[Brief] Copy every line that holds the string "icon" from the data below.

[Listed entries]
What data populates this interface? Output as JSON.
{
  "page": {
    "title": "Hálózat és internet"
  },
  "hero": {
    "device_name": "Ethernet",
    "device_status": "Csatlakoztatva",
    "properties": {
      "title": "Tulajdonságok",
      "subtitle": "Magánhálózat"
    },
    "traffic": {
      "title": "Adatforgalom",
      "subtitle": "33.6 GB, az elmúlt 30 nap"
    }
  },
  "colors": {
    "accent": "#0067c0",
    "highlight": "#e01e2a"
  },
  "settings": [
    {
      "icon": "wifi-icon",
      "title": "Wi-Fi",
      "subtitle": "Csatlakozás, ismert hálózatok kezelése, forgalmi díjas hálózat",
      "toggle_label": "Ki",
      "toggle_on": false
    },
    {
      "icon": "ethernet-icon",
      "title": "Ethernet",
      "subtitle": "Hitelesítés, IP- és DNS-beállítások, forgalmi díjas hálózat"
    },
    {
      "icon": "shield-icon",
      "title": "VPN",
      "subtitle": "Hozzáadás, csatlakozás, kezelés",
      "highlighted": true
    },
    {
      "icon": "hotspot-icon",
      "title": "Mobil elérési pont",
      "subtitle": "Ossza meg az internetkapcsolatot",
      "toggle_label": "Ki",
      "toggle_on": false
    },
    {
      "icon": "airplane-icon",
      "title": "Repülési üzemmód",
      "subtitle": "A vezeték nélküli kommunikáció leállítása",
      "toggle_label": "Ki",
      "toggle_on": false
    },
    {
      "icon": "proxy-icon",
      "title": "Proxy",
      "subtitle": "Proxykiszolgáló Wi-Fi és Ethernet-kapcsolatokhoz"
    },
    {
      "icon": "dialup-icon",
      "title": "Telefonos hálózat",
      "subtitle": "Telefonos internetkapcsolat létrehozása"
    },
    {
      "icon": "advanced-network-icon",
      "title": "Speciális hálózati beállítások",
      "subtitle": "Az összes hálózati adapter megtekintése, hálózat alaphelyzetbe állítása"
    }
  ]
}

[Task response]
      "icon": "wifi-icon",
      "icon": "ethernet-icon",
      "icon": "shield-icon",
      "icon": "hotspot-icon",
      "icon": "airplane-icon",
      "icon": "proxy-icon",
      "icon": "dialup-icon",
      "icon": "advanced-network-icon",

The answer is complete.